Now that my pipeline was ready, I created a release and went to get to deploy my code. But I couldn’t, the release couldn’t find any artifacts for me to find. With that, I went back to the build pipeline to try and figure out how I get artifacts published so that the Release pipeline could use them.

This took several attempts to figure out what I needed to do to promote my artifacts. At first, I thought that I needed to call dotnet publish and push the output into Azure DevOps Build.ArtifactStagingDirectory. At the time, I was trying to understand if Azure DevOps then picked up the staged artifacts and published them after the build passed. This was not correct and my attempted deployment failed because there were no artifacts to deploy.

My second attempt was to then publish the app and then zip the contents into the Staging Directory. Still no luck, but it felt like I was on the right track, I was just missing something. And indeed I was missing something, I then found the PublishArtifacts task. I updated my build process to publish the zip file that I had placed in the staging directory and then my release pipeline worked! I now had a working Azure Function and a simple build and release pipeline. All within the course of an evening. Not bad.

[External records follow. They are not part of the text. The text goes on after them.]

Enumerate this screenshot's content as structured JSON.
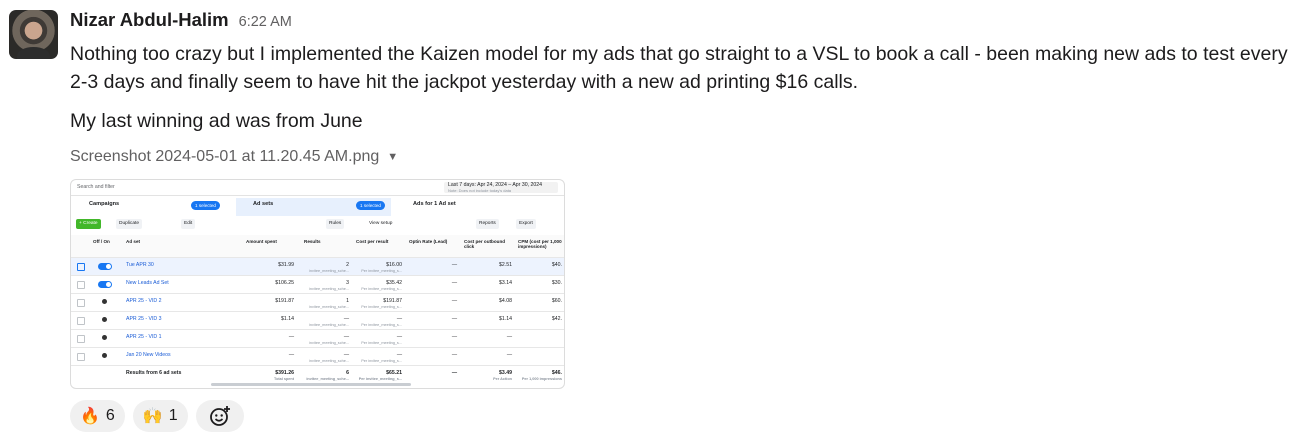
{
  "message": {
    "sender": "Nizar Abdul-Halim",
    "time": "6:22 AM",
    "paragraph1": "Nothing too crazy but I implemented the Kaizen model for my ads that go straight to a VSL to book a call - been making new ads to test every 2-3 days and finally seem to have hit the jackpot yesterday with a new ad printing $16 calls.",
    "paragraph2": "My last winning ad was from June",
    "attachment_name": "Screenshot 2024-05-01 at 11.20.45 AM.png"
  },
  "screenshot": {
    "search_placeholder": "Search and filter",
    "date_range": "Last 7 days: Apr 24, 2024 – Apr 30, 2024",
    "date_note": "Note: Does not include today's data",
    "tab_campaigns": "Campaigns",
    "tab_campaigns_badge": "1 selected",
    "tab_adsets": "Ad sets",
    "tab_adsets_badge": "1 selected",
    "tab_ads": "Ads for 1 Ad set",
    "toolbar": {
      "create": "+ Create",
      "duplicate": "Duplicate",
      "edit": "Edit",
      "rules": "Rules",
      "view_setup": "View setup",
      "reports": "Reports",
      "export": "Export"
    },
    "headers": [
      "Off / On",
      "Ad set",
      "Amount spent",
      "Results",
      "Cost per result",
      "Optin Rate (Lead)",
      "Cost per outbound click",
      "CPM (cost per 1,000 impressions)"
    ],
    "rows": [
      {
        "name": "Tue APR 30",
        "spent": "$31.99",
        "results": "2",
        "results_sub": "invitee_meeting_sche...",
        "cpr": "$16.00",
        "cpr_sub": "Per invitee_meeting_s...",
        "optin": "—",
        "cpoc": "$2.51",
        "cpm": "$40."
      },
      {
        "name": "New Leads Ad Set",
        "spent": "$106.25",
        "results": "3",
        "results_sub": "invitee_meeting_sche...",
        "cpr": "$35.42",
        "cpr_sub": "Per invitee_meeting_s...",
        "optin": "—",
        "cpoc": "$3.14",
        "cpm": "$30."
      },
      {
        "name": "APR 25 - VID 2",
        "spent": "$191.87",
        "results": "1",
        "results_sub": "invitee_meeting_sche...",
        "cpr": "$191.87",
        "cpr_sub": "Per invitee_meeting_s...",
        "optin": "—",
        "cpoc": "$4.08",
        "cpm": "$60."
      },
      {
        "name": "APR 25 - VID 3",
        "spent": "$1.14",
        "results": "—",
        "results_sub": "invitee_meeting_sche...",
        "cpr": "—",
        "cpr_sub": "Per invitee_meeting_s...",
        "optin": "—",
        "cpoc": "$1.14",
        "cpm": "$42."
      },
      {
        "name": "APR 25 - VID 1",
        "spent": "—",
        "results": "—",
        "results_sub": "invitee_meeting_sche...",
        "cpr": "—",
        "cpr_sub": "Per invitee_meeting_s...",
        "optin": "—",
        "cpoc": "—",
        "cpm": ""
      },
      {
        "name": "Jan 20 New Videos",
        "spent": "—",
        "results": "—",
        "results_sub": "invitee_meeting_sche...",
        "cpr": "—",
        "cpr_sub": "Per invitee_meeting_s...",
        "optin": "—",
        "cpoc": "—",
        "cpm": ""
      }
    ],
    "footer": {
      "label": "Results from 6 ad sets",
      "spent": "$391.26",
      "spent_sub": "Total spent",
      "results": "6",
      "results_sub": "invitee_meeting_sche...",
      "cpr": "$65.21",
      "cpr_sub": "Per invitee_meeting_s...",
      "optin": "—",
      "cpoc": "$3.49",
      "cpoc_sub": "Per Action",
      "cpm": "$46.",
      "cpm_sub": "Per 1,000 impressions"
    }
  },
  "reactions": [
    {
      "emoji": "🔥",
      "count": "6"
    },
    {
      "emoji": "🙌",
      "count": "1"
    }
  ]
}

Impressions of Azure DevOps

I am quite pleased by what I’ve used in Azure DevOps. Rebranding VSTS to Azure DevOps was a smart move, VSTS had baggage that it was only for Microsoft applications. With the new name, I was interested enough to give it a try. The pipeline YAML file is a great way to manage the build process. I’m glad to see that Microsoft recognized what Travis CI, Appveyor and others have been doing and followed that process. Defining my release process was extremely easy, and from what I can tell, extremely powerful. I do find it strange my release process isn’t versioned the same way as the build process though. I would be curious to see what that file would look like.

I did have some hurdles finding documentation that was clear on how to hook up the build and release pipeline as well as describing where tasks were. These were annoying, but I did manage to figure out everything in a relatively short amount of time. The documentation was helpful, but like most documentation, always can use some more work and clarity. I’m confident Microsoft will keep improving this area of Azure DevOps.

Overall it was a great experience and I plan on still using Azure DevOps. I also plan on bringing this to my coworkers and investigating if it makes sense for us to start trying out Azure DevOps at work as well.